Since the founding, scholars have debated the unique qualities and distinctions that define our nation--that make America exceptional. After all, the extent to which we see ourselves as similar to or different from other countries frames our national identity and our notions of what it means to be American. In his latest work, Exceptional America: Newness and National Identity, Phillip Abbott, a political scientist, broadens the debate surrounding American exceptionalism in a way that is potentially useful to scholars interested in rhetoric, history, American culture, social change, and political theory. Through an analysis of 13 different texts, [End Page 667] ranging from key moments in public address to founding documents to radical literature, Abbott advances his claim that "America is exceptional because its texts are exceptional" (7). Readers of Rhetoric & Public Affairs will find Exceptional America a provocative examination of the way central American texts still have an influence in shaping our national identity.
Abbott begins his book by discussing the concept of American exceptionalism as an ideal framework to analyze his selected texts, because it harbors two core terms, "newness" and "oldness." He argues that the tension between the old and the new are central to "all American texts"(40-41). "American Exceptionalism," he writes, "though with very different emphases and purposes, forms a structure by which authors delineate their own vision of America" (5). In the remaining chapters, Abbott provides an analysis of some of America's most formative texts, including Notes on the State of Virginia, Walden, Winter in Taos, Democracy in America, The Souls of Black Folk, I'll Take My Stand, The Unpossessed, Oasis, and Vida. In addition, Abbott draws a useful guide to understanding current and past positions on American exceptionalism. He maps each text along two axes--critical/celebratory and utopian/ideological--that indicate a position in the matrix of American exceptionalism. These quadrants, he argues, represent the totality of American exceptionalism in American discourses. Each of these categories privileges different aspects of the old and new, but all of these texts, he claims, are characterized by this tension. Such a framework has great heuristic and explanatory value for future analyses of American discourse. Of all the texts Abbott examines, he advances two texts, the Declaration of Independence and the Federalist Papers, as the "sine qua non of American identity"(7). The following chapter descriptions briefly illustrate Abbott's central claim.

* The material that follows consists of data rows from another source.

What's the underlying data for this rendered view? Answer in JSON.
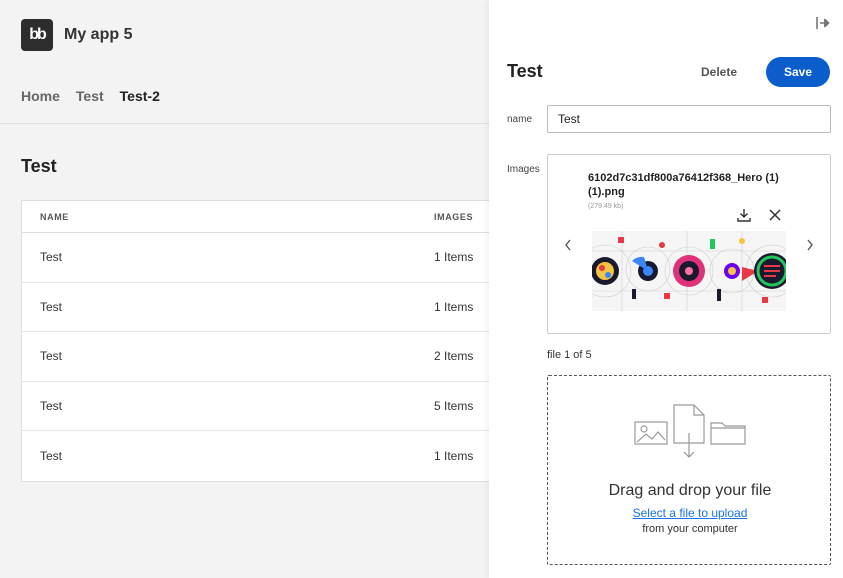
{
  "app": {
    "logo_text": "bb",
    "title": "My app 5",
    "nav": [
      "Home",
      "Test",
      "Test-2"
    ],
    "active_nav": "Test-2"
  },
  "page": {
    "title": "Test",
    "columns": [
      "NAME",
      "IMAGES"
    ],
    "rows": [
      {
        "name": "Test",
        "images": "1 Items"
      },
      {
        "name": "Test",
        "images": "1 Items"
      },
      {
        "name": "Test",
        "images": "2 Items"
      },
      {
        "name": "Test",
        "images": "5 Items"
      },
      {
        "name": "Test",
        "images": "1 Items"
      }
    ]
  },
  "drawer": {
    "title": "Test",
    "delete_label": "Delete",
    "save_label": "Save",
    "name_label": "name",
    "name_value": "Test",
    "images_label": "Images",
    "file_name": "6102d7c31df800a76412f368_Hero (1) (1).png",
    "file_size": "(279.49 kb)",
    "file_count": "file 1 of 5",
    "dropzone_title": "Drag and drop your file",
    "dropzone_link": "Select a file to upload",
    "dropzone_sub": "from your computer"
  },
  "colors": {
    "accent": "#0b5dcb",
    "link": "#1a73e8"
  },
  "icons": [
    "close-drawer-icon",
    "download-icon",
    "close-icon",
    "chevron-left-icon",
    "chevron-right-icon",
    "image-icon",
    "file-icon",
    "folder-icon"
  ]
}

"The Sacred Text: What's New in the Federalist Papers" begins by defining the Federalist Papers as central to American political thought. Abbott attributes this text's significance to its artful maneuvering between the old and the new, with an emphasis on utilizing the old in order to invent the new. This tension is "key to interpreting this exceptional text," Abbott writes, "for it is on precisely these terms that Publius himself framed his arguments, as did those who opposed the second founding" (72). Abbott explains how Publius contends that the Constitution is a manifestation of its "'oldness' since it reflected long historical experience" and criticizes the "utopianism of its detractors" (72). Throughout the Federalist Papers, Publius moves from the old to the new, creating a "genre" of narratives "distilled from Republican political thought" (74). In these ways, Publius establishes himself as the "authority of the new," articulating when "newness is rashness and when it is prudent innovation, when it is exceptional and when it is tragic, when the new is vigorous, young, and fresh, and when it is raw, untested, and unsophisticated" (91). Publius provides us with a map to guide from the old to the new, and we must follow his directions, not failed past histories, to salvage our fate as Americans. Abbott [End Page 668] claims it is this old/new frame that "has been the driving force in interpretations of the Federalist Papers," and that accounts for their present "venerable status...